Delving further into relapse prevention, Vujanovic underscored how crucial it was to explore new treatment alternatives.
“There are not a lot of treatment options for integrative care,” Vujanovic said. “Usually people either get PTSD treatment or they get addiction treatment, and the majority receive only general mental health-oriented care. It’s rare that people can go and get treated for both conditions with an evidence-based care approach. The problem is if you just treat the alcohol use disorder, and you don’t treat the PTSD, people are at greater risk for relapse to alcohol use. People with PTSD and alcohol use disorder tend to be using alcohol to self-medicate PTSD symptoms. These aren’t two separate conditions, because they’re one interrelated condition—people have PTSD, and they are typically coping or self-medicating their symptoms with alcohol use.”
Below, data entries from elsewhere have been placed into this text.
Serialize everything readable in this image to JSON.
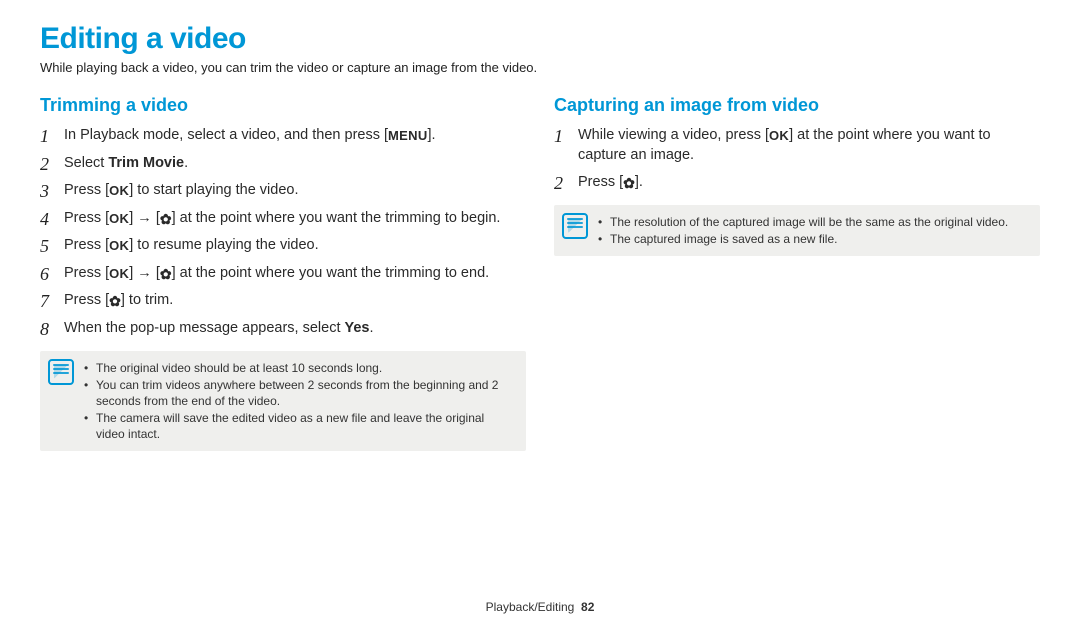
{
  "title": "Editing a video",
  "subtitle": "While playing back a video, you can trim the video or capture an image from the video.",
  "icons": {
    "menu": "MENU",
    "ok": "OK",
    "flower": "✿",
    "arrow": "→"
  },
  "left": {
    "heading": "Trimming a video",
    "steps": {
      "s1_a": "In Playback mode, select a video, and then press [",
      "s1_b": "].",
      "s2_a": "Select ",
      "s2_bold": "Trim Movie",
      "s2_b": ".",
      "s3_a": "Press [",
      "s3_b": "] to start playing the video.",
      "s4_a": "Press [",
      "s4_b": "] ",
      "s4_c": " [",
      "s4_d": "] at the point where you want the trimming to begin.",
      "s5_a": "Press [",
      "s5_b": "] to resume playing the video.",
      "s6_a": "Press [",
      "s6_b": "] ",
      "s6_c": " [",
      "s6_d": "] at the point where you want the trimming to end.",
      "s7_a": "Press [",
      "s7_b": "] to trim.",
      "s8_a": "When the pop-up message appears, select ",
      "s8_bold": "Yes",
      "s8_b": "."
    },
    "notes": [
      "The original video should be at least 10 seconds long.",
      "You can trim videos anywhere between 2 seconds from the beginning and 2 seconds from the end of the video.",
      "The camera will save the edited video as a new file and leave the original video intact."
    ]
  },
  "right": {
    "heading": "Capturing an image from video",
    "steps": {
      "s1_a": "While viewing a video, press [",
      "s1_b": "] at the point where you want to capture an image.",
      "s2_a": "Press [",
      "s2_b": "]."
    },
    "notes": [
      "The resolution of the captured image will be the same as the original video.",
      "The captured image is saved as a new file."
    ]
  },
  "footer": {
    "section": "Playback/Editing",
    "page": "82"
  }
}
For Vujanovic, her passion for this work derives from a deeper personal interest about the aftermath of trauma. Vujanovic is the granddaughter of Holocaust survivors, and her family was impacted by civil war during the 1990’s. These experiences led her to initially explore trauma research.
“I’ve been moved by the effects of intergenerational trauma, recovery, and resilience from a very young age, so, I kind of grew up around this idea of trauma before I understood what it was,” Vujanovic said. “It was in graduate school that I discovered my passion for trauma research and practice. As I started to work with trauma survivors, I saw this huge gap in field-level knowledge, as so many of my patients and research participants were using substances to manage their PTSD symptoms, but few treatment options were available.”
Vujanovic added that the resilience and strength of her patients and research participants has uniquely inspired her, and she’s grateful for the opportunity to do this important work.
“We are so excited to be able to do this work,” Vujanovic said. “We’re so fortunate to have a team of brilliant, enthusiastic researchers on this team. This is a labor of love. We’re hopeful it will lead to positive changes in the treatment landscape.”
If you would like more information about this topic, please contact Alison Medley at 713.320.0933 or email email@example.com